$$uv\bigg\rvert^{1-x}_0 = \frac{2 \log ((1-x) x) \left((3 x-1) \sqrt{-3 x^2+2 x+1}-8 x \tanh ^{-1}\left(\frac{1-x}{\sqrt{-3 x^2+2 x+1}}\right)\right)}{(x-1) (3 x+1)^2 \sqrt{-3 x^2+2 x+1}}$$

And our integral left to be done is

$$\int_0^{1-x} v \ du = \int_0^{1-x} dy\ \Bigg{\{} m^2\left(-\frac{-x-2 y+1}{\left(-3 x^2+2 x+1\right) \left((1-x) y+(1-x) x-y^2\right)}-\frac{4 \tanh ^{-1}\left(\frac{-x-2 y+1}{\sqrt{-3 x^2+2 x+1}}\right)}{\left(-3 x^2+2 x+1\right)^{3/2}}\right)+p^2 \left(\frac{x^2 (-x-2 y+1)}{2 (3 x+1) \left((1-x) y+(1-x) x-y^2\right)^2}-\frac{4 x \tanh ^{-1}\left(\frac{-x-2 y+1}{\sqrt{-3 x^2+2 x+1}}\right)}{(1-x) (3 x+1)^2 \sqrt{-3 x^2+2 x+1}}-\frac{x (-x-2 y+1)}{(1-x) (3 x+1)^2 \left((1-x) y+(1-x) x-y^2\right)}\right)\Bigg{\}} \frac{x+2 y-1}{x^2+x (y-1)+(y-1) y}$$

Believe it or not this can be done, but not entirely with elementary functions. Putting the surface terms back and simplifying we have that

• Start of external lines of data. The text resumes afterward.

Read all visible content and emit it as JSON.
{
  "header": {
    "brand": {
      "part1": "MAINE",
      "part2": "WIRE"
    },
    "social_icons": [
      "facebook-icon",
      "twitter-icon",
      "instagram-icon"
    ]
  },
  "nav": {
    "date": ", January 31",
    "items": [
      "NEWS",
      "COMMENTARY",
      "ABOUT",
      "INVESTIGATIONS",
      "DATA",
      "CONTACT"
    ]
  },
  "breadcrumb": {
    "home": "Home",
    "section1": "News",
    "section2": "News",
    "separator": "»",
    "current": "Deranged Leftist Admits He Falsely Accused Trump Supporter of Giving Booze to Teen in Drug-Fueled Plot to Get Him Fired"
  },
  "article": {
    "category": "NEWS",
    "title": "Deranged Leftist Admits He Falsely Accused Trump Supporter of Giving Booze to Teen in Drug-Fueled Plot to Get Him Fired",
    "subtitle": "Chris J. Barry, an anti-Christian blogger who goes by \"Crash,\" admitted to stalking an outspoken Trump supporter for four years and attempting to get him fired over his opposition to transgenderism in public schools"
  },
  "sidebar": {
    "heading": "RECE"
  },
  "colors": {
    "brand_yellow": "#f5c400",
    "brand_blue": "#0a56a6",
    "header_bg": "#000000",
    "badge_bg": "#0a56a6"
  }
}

\begin{align*} &2I_2^a(p) = \int_0^1 dx\\ &\frac{1}{2 (1-x)^{3/2} (3 x+1)^{5/2}}\bigg{\{} 8 \left(m^2 (3 x+1)+p^2 x\right)+\frac{\sqrt{x (2-3 x)+1} \left(4 m^2 (3 x+1)-p^2 (x-3) x\right)}{x}\\ &+16 \tanh ^{-1}\left(\sqrt{\frac{1-x}{3 x+1}}\right) \bigg{(}\log (4)-\log \left[\left(\sqrt{\frac{1-x}{3 x+1}}+1\right) \left(\frac{x-1}{\sqrt{x (2-3 x)+1}}+1\right)\right]\times\\ & \left(m^2 (3 x+1)+p^2 x\right)-2 m^2 (3 x+1)+p^2 (x-2) x\bigg{)}\\ &-4 \log (x(1-x)) \left((3 x-1) \sqrt{x (2-3 x)+1}-8 x \tanh ^{-1}\left(\sqrt{\frac{1-x}{3 x+1}}\right)\right)\\ &+ \text{Li}_2\left(-\frac{x+\sqrt{1-x} \sqrt{3 x+1}+1}{2 x}\right)-\text{Li}_2\left(-\frac{x-\sqrt{1-x} \sqrt{3 x+1}+1}{2 x}\right) \bigg{\}} \end{align*}

I imagine there are divergences lurking in here, but you can use numerical integration to check. Do your best to do $$I_2^b$$ and get back to me.

I think that's enough for one day.

• Thank you so much for your detailed explanation. I will try to follow these derivation. Commented Jan 2, 2019 at 9:12